I retired a pair of shoes recently. I remember buying these particular shoes because they were too expensive, in my estimation, but, also, too pretty to pass up. They were flip flops on a wedge heel decorated with tiny leather flowers, each embossed with gold. I adored them. You may be asking, “Why is she telling us this?” Who cares that she retired a pair of shoes?” I tell you this because there was an incident involving these shoes that brought out a side of me I’m ashamed of and as I picked those faded gold flowers off of them, I was reminded of it.
My daughter couldn’t have been more than four. She was such a beautiful child, springy head of blonde curls and blue eyes with an upturned nose. She was always happy to see me and generous with her affection. On this particular day, she bounded toward me having made something for me—a card or picture. My gaze turned from approval to displeasure, as it surveyed the offering and fell on the gold flower she had plucked from my “too expensive in my estimation” shoe. My memory’s a bit fuzzy after that because I was possessed. I probably wailed some. I tried to stick the gold flower back on the shoe with no success. I scolded her. I’m sure I mentioned the cost of the newly defrocked item, as if a four-year-old would understand the significance of it. She was tearful. I was fuming.

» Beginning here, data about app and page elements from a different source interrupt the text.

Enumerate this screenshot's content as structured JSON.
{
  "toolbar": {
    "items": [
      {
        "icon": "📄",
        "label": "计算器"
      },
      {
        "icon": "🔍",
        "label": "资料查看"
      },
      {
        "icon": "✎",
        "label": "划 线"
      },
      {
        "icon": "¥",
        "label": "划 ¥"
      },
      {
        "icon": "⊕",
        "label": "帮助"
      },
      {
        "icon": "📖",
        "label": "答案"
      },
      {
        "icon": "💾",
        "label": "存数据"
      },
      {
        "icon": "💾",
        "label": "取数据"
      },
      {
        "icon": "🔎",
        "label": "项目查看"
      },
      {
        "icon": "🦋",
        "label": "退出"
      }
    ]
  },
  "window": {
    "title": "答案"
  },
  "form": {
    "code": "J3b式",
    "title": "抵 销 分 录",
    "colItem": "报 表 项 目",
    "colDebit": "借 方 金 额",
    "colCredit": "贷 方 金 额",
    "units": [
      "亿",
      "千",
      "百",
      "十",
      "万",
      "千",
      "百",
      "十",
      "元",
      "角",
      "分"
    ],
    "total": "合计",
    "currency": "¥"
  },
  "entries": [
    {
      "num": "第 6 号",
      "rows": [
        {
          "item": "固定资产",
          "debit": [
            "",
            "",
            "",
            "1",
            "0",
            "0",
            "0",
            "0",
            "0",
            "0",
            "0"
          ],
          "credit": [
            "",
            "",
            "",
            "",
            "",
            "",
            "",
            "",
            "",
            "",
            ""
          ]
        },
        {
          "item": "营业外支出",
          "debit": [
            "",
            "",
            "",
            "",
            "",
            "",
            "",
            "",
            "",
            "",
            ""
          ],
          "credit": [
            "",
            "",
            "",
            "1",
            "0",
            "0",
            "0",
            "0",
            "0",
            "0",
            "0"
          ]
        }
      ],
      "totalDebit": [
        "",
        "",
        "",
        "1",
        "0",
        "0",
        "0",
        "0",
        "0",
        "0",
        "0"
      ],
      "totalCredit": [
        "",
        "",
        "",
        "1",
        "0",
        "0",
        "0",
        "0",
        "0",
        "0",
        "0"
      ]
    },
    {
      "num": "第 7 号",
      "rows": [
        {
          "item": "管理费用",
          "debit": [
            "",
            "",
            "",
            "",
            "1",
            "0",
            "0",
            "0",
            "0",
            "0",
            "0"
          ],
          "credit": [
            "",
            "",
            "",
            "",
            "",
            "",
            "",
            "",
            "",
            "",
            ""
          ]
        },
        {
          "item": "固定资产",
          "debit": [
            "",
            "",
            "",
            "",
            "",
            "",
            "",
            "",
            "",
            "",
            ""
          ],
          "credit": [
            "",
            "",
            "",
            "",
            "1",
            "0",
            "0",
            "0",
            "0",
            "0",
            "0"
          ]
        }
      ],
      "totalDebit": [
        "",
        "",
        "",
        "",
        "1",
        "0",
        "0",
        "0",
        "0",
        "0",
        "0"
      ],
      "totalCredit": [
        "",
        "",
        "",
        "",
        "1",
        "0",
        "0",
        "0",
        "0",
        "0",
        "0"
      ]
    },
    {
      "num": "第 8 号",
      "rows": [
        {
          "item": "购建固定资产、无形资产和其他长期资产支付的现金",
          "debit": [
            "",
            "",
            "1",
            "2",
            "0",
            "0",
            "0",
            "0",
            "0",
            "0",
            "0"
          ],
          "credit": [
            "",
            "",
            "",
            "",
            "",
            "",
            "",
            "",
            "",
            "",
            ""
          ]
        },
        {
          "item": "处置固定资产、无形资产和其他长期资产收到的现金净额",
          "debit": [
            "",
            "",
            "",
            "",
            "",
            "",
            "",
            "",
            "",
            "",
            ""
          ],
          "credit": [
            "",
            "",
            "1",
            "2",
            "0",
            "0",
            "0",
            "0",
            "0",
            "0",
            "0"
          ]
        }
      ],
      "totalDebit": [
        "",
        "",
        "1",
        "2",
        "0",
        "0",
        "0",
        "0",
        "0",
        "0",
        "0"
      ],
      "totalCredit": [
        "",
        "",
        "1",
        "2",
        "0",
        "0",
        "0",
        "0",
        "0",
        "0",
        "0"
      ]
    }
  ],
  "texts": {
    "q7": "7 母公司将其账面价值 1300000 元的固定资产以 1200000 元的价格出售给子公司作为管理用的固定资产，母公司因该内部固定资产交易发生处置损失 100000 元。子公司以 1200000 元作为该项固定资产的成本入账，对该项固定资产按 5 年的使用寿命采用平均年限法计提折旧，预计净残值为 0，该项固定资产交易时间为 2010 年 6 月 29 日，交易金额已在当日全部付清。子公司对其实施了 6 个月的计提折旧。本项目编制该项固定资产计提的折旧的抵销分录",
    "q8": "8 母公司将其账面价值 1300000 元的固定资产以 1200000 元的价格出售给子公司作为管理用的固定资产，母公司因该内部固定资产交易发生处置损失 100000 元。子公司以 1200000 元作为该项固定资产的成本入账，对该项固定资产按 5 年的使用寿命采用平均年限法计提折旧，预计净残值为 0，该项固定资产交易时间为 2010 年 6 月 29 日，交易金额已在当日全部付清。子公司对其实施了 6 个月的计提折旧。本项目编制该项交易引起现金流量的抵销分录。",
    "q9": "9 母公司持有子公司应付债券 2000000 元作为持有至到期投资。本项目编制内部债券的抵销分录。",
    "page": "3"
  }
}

I wish I could alter this memory. I wish I could go back in time and take her in my arms, congratulating her for her creativity and resourcefulness and admiring her work, but I can’t. It was an instance where I valued a thing more than a relationship, a shoe more than my innocent little girl’s heart. I knew this, at the time, and was torn up inside, but was still too immature to downplay my true feelings. Thank God there’s grace. This was a minor incident; neither one of us was irreparably damaged. I’ve told this story since and we’ve laughed about it. My daughter is still making me things. I keep a special Mother’s Day gift she made me a few years back on my bedside table. I may have to add a gold flower to it. 🙂
Complete the experience. Listen to Laura Story’s Grace.